The dwindling seafood population in the Chesapeake Bay is connected to the increasing level of pollution such as high levels of nutrient inflow.Efforts are now being geared towards the cleanup as well as the monitoring of the inflow to ensure adherence to standards.This module is developed to create awareness in the scholars' population of the need to monitor and control permissible levels of nutrients that are allowed into the waters without causing any harm.

Description and Teaching Materials

The requisite teaching materials with their descriptions are provided in the appropriate sections below.

Why this Matters:
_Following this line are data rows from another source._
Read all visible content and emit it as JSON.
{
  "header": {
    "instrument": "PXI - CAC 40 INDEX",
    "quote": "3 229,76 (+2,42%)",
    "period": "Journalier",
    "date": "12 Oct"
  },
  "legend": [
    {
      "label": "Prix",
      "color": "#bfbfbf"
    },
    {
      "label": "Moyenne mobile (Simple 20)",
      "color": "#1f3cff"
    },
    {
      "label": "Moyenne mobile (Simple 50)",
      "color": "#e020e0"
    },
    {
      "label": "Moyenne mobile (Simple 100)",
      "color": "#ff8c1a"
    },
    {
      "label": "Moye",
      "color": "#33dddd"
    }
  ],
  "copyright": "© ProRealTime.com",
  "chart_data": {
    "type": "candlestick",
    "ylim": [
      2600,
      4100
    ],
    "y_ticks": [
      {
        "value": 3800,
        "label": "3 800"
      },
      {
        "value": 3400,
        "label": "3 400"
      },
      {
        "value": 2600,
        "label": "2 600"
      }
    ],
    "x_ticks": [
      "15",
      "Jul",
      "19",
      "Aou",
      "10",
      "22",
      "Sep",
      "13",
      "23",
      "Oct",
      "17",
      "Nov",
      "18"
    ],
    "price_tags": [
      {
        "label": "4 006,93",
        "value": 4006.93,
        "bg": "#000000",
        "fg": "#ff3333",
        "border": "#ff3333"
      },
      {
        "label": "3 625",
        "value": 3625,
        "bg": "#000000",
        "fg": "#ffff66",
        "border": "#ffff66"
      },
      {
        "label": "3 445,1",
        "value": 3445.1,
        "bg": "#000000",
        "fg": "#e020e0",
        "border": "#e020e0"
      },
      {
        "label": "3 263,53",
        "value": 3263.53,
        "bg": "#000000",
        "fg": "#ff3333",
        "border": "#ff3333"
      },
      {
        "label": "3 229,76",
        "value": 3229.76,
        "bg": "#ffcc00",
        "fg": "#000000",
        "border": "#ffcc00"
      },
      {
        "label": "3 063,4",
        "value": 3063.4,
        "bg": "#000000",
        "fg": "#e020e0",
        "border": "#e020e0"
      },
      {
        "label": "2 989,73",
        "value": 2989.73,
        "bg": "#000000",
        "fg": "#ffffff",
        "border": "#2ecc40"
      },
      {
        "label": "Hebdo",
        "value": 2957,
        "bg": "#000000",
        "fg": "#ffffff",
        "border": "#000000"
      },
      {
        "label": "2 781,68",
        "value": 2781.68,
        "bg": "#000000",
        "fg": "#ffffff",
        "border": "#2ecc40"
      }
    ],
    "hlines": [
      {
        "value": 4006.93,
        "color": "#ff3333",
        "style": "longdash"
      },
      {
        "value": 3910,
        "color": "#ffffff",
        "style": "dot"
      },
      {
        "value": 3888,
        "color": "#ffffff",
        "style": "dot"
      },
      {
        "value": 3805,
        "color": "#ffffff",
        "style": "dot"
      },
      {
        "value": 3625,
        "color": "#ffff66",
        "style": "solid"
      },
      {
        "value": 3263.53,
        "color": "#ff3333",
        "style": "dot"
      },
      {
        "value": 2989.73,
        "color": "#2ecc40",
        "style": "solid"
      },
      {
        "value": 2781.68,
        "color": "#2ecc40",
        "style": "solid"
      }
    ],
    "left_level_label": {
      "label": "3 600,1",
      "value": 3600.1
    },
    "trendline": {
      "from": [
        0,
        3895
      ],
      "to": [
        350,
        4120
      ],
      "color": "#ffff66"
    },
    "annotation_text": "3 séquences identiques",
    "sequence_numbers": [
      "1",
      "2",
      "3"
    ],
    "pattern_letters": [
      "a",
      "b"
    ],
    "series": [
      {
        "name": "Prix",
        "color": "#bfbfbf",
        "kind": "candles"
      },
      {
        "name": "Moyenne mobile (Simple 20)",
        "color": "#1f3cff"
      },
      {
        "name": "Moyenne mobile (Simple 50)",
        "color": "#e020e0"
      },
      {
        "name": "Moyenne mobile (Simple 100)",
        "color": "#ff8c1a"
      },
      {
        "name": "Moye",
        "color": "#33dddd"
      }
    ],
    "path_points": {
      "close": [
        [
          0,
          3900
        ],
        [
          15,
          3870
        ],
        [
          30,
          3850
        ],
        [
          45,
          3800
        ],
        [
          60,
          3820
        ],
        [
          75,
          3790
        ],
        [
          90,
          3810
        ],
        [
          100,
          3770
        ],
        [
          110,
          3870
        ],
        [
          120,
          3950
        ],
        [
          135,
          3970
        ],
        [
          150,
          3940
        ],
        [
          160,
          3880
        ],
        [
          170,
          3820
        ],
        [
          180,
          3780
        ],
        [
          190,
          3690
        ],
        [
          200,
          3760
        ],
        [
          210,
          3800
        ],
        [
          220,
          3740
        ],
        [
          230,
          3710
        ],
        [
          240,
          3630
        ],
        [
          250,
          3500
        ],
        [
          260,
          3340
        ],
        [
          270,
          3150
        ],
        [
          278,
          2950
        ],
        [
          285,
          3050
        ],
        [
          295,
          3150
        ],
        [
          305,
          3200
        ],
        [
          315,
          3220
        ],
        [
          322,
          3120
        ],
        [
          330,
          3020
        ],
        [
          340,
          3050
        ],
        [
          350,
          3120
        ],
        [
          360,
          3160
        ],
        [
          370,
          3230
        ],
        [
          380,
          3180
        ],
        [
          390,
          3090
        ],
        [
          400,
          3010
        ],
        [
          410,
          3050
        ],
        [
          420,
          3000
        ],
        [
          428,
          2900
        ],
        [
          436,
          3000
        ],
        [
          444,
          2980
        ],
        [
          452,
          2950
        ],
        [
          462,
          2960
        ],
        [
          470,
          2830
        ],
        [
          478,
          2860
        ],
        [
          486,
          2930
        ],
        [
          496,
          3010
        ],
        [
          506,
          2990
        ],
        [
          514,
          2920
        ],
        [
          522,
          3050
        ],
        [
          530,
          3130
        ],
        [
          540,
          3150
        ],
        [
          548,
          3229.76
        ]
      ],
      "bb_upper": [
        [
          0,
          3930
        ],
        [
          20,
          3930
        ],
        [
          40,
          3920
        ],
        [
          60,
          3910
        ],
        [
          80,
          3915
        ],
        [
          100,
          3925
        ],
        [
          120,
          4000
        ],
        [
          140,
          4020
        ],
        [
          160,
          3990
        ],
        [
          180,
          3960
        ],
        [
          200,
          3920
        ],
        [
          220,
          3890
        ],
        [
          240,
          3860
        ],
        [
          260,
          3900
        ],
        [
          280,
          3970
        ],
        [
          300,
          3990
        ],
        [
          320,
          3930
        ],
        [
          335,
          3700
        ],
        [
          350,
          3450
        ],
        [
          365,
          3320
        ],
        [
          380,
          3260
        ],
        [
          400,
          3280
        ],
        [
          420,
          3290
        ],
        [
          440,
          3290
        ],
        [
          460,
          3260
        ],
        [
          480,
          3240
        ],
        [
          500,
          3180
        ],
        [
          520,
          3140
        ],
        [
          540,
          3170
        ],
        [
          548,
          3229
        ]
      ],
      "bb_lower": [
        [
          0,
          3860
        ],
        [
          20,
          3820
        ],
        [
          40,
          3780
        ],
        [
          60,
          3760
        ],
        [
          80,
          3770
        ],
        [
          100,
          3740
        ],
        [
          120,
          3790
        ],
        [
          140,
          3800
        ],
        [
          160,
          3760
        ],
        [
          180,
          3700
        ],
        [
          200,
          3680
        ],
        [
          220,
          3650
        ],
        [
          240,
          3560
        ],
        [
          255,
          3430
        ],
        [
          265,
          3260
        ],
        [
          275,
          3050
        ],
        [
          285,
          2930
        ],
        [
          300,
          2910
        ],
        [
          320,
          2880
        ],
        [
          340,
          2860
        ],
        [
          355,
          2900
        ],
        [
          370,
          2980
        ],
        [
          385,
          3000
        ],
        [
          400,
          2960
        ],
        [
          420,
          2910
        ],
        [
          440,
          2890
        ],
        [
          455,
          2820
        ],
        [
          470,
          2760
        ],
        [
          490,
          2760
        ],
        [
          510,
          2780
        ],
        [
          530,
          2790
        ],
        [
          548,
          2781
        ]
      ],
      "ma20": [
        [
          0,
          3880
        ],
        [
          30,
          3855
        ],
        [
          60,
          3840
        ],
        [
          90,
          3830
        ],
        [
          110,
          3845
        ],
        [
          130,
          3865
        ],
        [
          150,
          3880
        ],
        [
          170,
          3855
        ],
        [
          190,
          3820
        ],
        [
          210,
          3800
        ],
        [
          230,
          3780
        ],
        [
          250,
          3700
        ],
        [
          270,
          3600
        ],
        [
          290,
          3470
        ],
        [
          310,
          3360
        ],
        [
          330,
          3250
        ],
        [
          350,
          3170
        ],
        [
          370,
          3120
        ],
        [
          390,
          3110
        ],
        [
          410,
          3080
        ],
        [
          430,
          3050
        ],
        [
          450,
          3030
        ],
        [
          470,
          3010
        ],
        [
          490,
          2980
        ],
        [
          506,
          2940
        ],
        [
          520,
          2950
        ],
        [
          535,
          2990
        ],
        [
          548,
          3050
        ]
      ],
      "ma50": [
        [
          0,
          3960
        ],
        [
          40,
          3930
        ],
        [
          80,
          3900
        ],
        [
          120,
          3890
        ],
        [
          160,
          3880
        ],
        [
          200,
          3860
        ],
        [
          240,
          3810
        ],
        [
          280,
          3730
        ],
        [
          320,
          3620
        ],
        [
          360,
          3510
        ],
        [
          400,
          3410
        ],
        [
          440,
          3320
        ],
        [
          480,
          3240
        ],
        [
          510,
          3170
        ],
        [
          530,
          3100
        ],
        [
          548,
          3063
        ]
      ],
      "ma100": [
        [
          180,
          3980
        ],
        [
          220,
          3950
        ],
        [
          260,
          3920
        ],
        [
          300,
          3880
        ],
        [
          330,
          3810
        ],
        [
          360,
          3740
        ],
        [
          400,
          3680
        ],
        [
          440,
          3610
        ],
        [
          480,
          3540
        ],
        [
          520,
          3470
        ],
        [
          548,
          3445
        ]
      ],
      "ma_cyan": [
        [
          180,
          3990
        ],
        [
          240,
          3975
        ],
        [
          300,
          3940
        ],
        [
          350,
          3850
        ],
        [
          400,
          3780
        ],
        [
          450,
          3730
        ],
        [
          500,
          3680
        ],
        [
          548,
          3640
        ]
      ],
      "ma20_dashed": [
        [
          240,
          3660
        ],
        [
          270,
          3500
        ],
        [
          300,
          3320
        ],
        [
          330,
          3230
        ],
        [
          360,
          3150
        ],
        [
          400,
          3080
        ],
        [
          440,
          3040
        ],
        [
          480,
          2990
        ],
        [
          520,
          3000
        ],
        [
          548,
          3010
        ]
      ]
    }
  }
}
Students will understand some of the environmental issues that relate to nutrient pollution in the Chesapeake Bay waters, and will be able to relate it to similar issues in other water bodies in general. They will learn to use the simplified steps of data collection, cleaning up of dataset, data analysis, and data manipulation using an Excel spreadsheet for the overall purpose of quantitative reasoning. Decision-making with the use of data is an overarching goal of this module.

Quick Outline/Overview of the activities in this module (See "Teaching Materials" for details).

A. Introduction to reading materials and other resources on water impairment and water quality

B. Introduction to nutrient Issues and accessing water quality data set from Chesapeake Bay Program website.

C. Selecting data set on Phosphorus and plotting of a graph of Phosphorus concentration v. Time

D. Determine the variations of Phosphorus concentration against Time

E. Compare and contrast seasonal variations (if any).

F. Work with other types of nutrients data available on the website.

  • Pre-module work: PowerPoint Presentation and Discussions on topics related to the subject matter.
  • Activity A: Determine the changes in Phosphorus concentrations over time at a chosen sampling location. See "Teaching Notes and Tips" below.
  • Activity B: Explore changes in Phosphorus concentrations over time at another sampling location in the dataset. Compare your results with those of Activity A. See "Teaching Notes and Tips" below.
  • Activity C: Explore other nutrient inflow from other locations. See "Teaching Notes and Tips" below.

Teaching Materials:

  • Instructor's Power point (PowerPoint 2007 (.pptx) 11.6MB Nov2 21)
  • Student Handout. (Microsoft Word 2007 (.docx) 116kB Nov2 21)
  • Sample Dataset (Excel 2007 (.xlsx) 36kB Oct26 21)
  • Dataset (Available at Chesapeake Bay Program) Enter search criteria such as example below:
    • CBP Water Quality data (1984 -present)
      • Water Quality Data
      • 10/29/2014 to 10/29/2019
      • SWM- Shallow Water Monitoring Programs
      • CMON-Tidal Continuous Water Quality Monitoring Project
      • Small Watershed (HUC12)
      • Select Attribute "Potomac River Channel" 
      • Select Parameter "Total Dissolved Nitrate"


Teaching Notes and Tips

See the

and Instructor's PowerPoint (PowerPoint 2007 (.pptx) 11.6MB Nov2 21) for notes and tips for carrying out this exercise.

Workflow of this module:

  1. Assign subject-matter-related pre-class readings.
  2. Give students their handout when they arrive to class.
  3. Instructor gives brief PowerPoint presentation with background material. Discussion of the readings can be integrated into this presentation or done before.
  4. Students can then work through the module activities.

Measures of Student Success

  1. When they are able to use Excel to:
    • Calculate the distribution of Phosphorus (and other nutrients) from the data set.
    • Calculate daily/weekly/seasonal averages, as may be shown in the data set.
    • Compare different time periods of data set collection and distribution of Phosphorus (and other nutrients).
    • Produce graphs that show the distribution of Phosphorus (and other nutrients) based on the parameters evident in the data set.
  2. Discuss the patterns evident from the graphs produced.


Students will learn to do the following and will be assessed based on:

a. The use of an Excel Spreadsheet to analyze data set on nutrient concentration.

b. Interpretation of the data set with respect to many years (5+) timeline.

c. Spatial and temporal distribution of nutrients in the data set.

d. What might be the effect of nutrients pollution?

e. What other nutrients may cause pollution?

References and Resources